%%

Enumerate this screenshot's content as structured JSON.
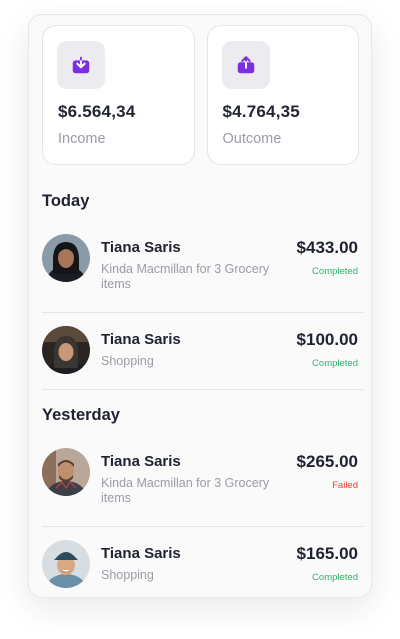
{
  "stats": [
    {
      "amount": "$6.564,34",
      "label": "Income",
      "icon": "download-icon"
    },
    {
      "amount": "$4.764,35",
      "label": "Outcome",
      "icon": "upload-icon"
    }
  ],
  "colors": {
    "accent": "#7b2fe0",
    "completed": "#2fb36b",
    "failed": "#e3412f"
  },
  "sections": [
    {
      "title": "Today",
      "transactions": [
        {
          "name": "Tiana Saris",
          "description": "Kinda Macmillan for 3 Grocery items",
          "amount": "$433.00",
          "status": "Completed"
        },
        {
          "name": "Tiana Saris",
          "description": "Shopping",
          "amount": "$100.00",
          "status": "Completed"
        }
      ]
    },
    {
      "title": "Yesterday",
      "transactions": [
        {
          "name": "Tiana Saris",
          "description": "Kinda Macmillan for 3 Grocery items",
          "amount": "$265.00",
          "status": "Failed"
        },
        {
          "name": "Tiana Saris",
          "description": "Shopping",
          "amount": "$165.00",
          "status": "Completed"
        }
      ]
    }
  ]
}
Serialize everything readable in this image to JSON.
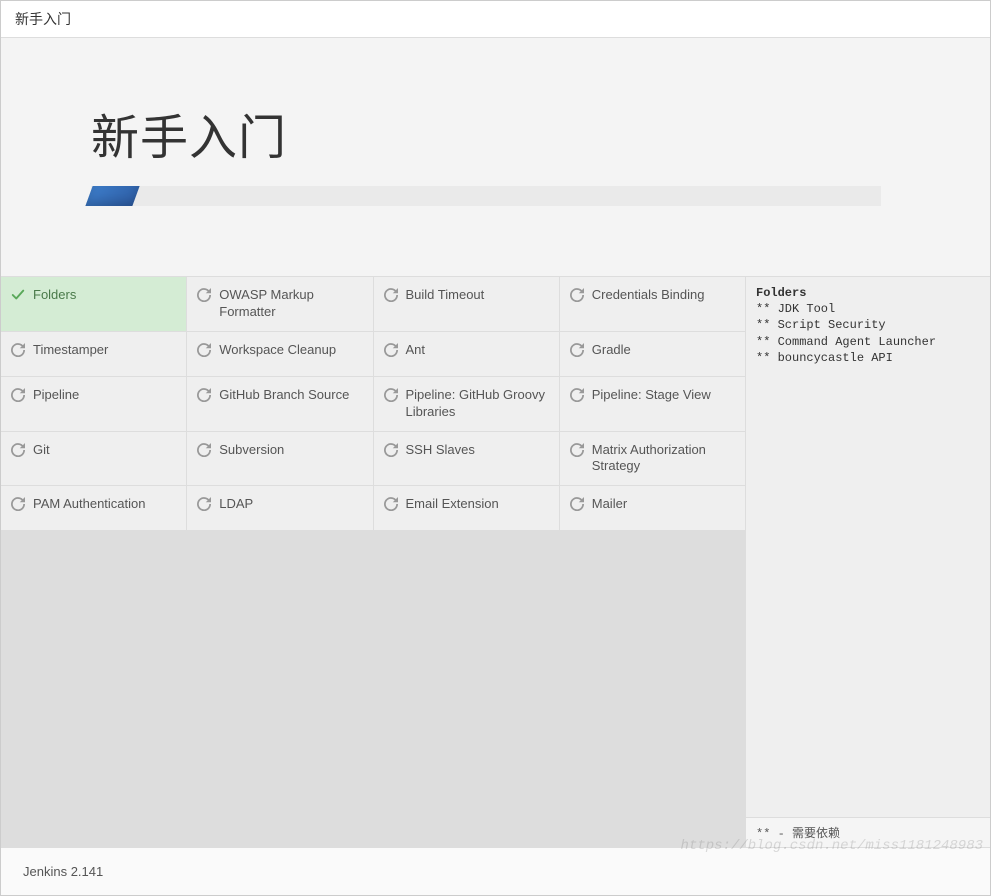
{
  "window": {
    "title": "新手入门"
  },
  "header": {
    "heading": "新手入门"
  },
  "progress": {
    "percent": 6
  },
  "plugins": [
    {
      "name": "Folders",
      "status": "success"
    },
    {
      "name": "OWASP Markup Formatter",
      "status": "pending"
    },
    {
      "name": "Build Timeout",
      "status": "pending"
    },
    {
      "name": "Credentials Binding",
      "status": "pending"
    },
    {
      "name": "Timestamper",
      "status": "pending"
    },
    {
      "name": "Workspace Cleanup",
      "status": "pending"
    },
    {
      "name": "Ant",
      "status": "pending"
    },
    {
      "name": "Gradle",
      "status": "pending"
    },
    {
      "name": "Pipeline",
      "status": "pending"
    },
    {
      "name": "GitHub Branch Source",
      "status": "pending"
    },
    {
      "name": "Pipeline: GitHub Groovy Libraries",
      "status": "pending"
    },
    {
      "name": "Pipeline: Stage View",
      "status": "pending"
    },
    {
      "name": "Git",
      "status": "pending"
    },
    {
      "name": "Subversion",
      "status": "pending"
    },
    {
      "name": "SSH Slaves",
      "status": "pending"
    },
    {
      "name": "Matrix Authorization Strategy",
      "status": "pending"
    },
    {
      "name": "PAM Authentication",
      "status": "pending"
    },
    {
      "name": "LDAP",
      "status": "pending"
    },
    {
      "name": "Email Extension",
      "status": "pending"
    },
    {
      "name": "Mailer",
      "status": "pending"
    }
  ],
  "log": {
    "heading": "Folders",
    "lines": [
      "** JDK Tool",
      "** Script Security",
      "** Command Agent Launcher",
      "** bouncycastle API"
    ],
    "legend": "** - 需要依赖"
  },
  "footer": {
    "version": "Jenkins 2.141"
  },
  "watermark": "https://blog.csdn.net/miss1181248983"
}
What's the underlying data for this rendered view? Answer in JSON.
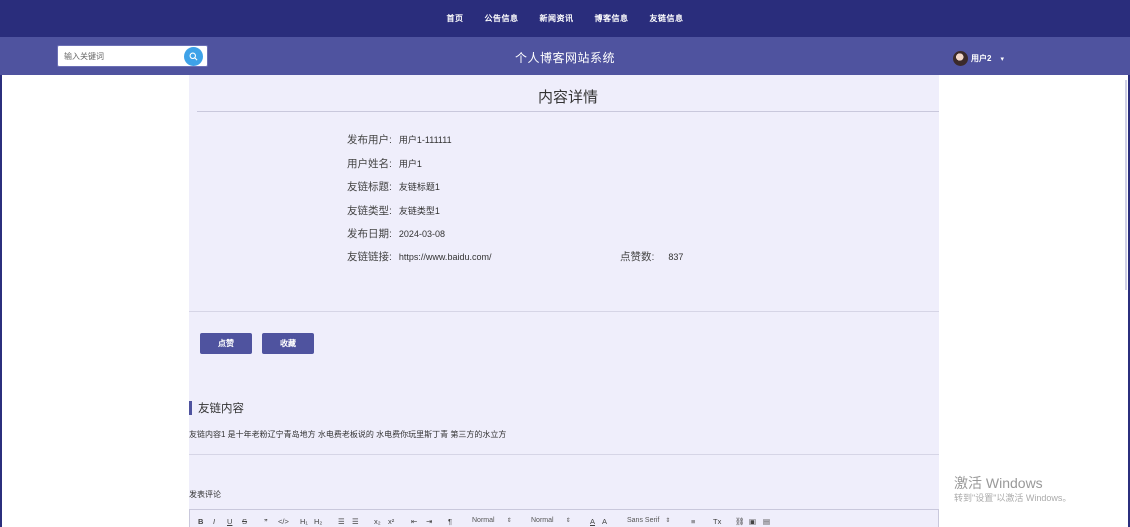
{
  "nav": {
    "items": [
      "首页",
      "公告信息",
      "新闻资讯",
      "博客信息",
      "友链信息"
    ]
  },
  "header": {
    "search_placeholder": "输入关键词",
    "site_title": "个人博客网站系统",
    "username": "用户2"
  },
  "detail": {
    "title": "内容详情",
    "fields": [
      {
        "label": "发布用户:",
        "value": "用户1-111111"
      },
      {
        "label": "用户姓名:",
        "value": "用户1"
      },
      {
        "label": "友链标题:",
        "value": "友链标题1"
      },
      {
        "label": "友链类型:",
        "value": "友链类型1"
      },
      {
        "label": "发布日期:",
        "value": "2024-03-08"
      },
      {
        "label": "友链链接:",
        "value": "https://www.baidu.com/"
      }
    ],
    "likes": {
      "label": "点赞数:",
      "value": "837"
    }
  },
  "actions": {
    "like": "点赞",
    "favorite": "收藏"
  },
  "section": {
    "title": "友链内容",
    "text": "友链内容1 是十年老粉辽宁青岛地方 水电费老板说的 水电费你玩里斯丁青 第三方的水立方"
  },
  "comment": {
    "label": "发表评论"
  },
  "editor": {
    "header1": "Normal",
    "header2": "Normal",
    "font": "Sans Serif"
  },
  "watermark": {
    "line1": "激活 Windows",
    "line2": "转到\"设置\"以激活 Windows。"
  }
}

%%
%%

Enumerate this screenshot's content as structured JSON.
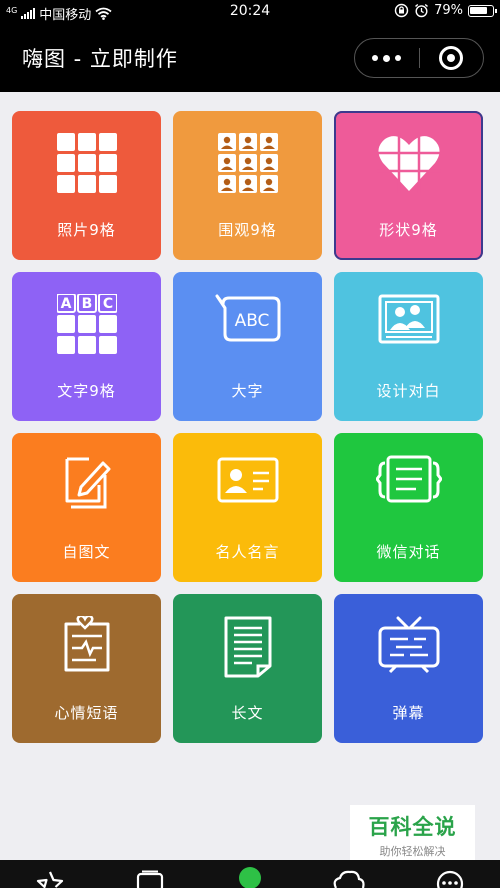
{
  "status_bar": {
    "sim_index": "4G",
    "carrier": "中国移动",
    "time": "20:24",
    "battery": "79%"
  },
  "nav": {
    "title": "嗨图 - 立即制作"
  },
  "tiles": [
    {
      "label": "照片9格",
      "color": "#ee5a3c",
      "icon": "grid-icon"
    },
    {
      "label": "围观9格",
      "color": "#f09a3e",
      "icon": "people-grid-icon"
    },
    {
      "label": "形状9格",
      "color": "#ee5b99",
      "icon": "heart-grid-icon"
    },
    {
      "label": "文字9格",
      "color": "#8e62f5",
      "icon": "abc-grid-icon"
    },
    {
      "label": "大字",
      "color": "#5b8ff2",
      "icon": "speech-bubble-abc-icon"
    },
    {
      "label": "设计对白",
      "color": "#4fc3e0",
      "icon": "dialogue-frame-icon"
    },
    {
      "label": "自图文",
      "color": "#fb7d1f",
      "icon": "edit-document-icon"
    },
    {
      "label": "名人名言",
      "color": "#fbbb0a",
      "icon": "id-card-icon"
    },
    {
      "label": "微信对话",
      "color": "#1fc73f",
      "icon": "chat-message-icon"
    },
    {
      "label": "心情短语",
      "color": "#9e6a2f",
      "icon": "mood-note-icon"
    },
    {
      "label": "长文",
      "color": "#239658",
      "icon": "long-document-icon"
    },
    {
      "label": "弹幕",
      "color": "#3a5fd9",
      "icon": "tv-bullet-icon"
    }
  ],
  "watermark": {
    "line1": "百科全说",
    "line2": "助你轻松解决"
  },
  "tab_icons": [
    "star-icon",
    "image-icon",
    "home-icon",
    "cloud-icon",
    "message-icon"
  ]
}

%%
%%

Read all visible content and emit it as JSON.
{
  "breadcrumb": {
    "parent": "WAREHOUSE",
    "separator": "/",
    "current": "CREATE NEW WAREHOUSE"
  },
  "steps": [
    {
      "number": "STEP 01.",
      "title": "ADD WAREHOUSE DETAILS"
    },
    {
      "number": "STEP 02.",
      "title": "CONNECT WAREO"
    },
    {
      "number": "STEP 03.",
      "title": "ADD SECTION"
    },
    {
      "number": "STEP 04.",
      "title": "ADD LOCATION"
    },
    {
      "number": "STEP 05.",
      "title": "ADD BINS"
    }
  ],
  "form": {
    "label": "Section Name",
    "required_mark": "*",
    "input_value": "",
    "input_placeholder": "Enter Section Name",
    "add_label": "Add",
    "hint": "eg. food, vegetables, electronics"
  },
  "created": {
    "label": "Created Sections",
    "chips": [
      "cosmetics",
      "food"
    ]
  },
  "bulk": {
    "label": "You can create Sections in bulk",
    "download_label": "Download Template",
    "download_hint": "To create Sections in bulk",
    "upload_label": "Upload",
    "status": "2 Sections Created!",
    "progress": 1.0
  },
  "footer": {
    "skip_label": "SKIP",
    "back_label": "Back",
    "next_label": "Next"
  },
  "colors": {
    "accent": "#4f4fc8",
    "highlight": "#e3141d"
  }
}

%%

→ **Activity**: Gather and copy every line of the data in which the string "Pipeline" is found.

→ **Exercise answer**:
      "name": "Pipeline",
      "name": "Pipeline: GitHub Groovy Libraries",
      "name": "Pipeline: Stage View",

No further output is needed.